• [TASK PROMPT]: Output the data that follows exactly, line for line.

#### RECORDS ####

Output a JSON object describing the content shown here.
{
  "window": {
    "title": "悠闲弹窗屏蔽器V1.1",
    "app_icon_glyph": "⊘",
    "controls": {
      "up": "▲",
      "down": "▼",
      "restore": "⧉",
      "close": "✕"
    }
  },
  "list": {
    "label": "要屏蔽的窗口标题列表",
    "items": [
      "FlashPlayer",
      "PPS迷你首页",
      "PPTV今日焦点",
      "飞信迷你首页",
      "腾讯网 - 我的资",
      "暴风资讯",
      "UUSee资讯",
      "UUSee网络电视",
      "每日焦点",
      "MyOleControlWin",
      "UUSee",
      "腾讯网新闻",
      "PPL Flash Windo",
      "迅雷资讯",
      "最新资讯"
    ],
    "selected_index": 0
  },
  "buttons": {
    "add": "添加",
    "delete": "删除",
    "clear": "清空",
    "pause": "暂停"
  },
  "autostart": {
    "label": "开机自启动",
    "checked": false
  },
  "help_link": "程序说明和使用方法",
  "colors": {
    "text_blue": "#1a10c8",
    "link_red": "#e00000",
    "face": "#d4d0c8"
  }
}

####

• [SOLUTION BELOW]:
Output a JSON object describing the content shown here.
{
  "window": {
    "title": "悠闲弹窗屏蔽器V1.1",
    "app_icon_glyph": "⊘",
    "controls": {
      "up": "▲",
      "down": "▼",
      "restore": "⧉",
      "close": "✕"
    }
  },
  "list": {
    "label": "要屏蔽的窗口标题列表",
    "items": [
      "FlashPlayer",
      "PPS迷你首页",
      "PPTV今日焦点",
      "飞信迷你首页",
      "腾讯网 - 我的资",
      "暴风资讯",
      "UUSee资讯",
      "UUSee网络电视",
      "每日焦点",
      "MyOleControlWin",
      "UUSee",
      "腾讯网新闻",
      "PPL Flash Windo",
      "迅雷资讯",
      "最新资讯"
    ],
    "selected_index": 0
  },
  "buttons": {
    "add": "添加",
    "delete": "删除",
    "clear": "清空",
    "pause": "暂停"
  },
  "autostart": {
    "label": "开机自启动",
    "checked": false
  },
  "help_link": "程序说明和使用方法",
  "colors": {
    "text_blue": "#1a10c8",
    "link_red": "#e00000",
    "face": "#d4d0c8"
  }
}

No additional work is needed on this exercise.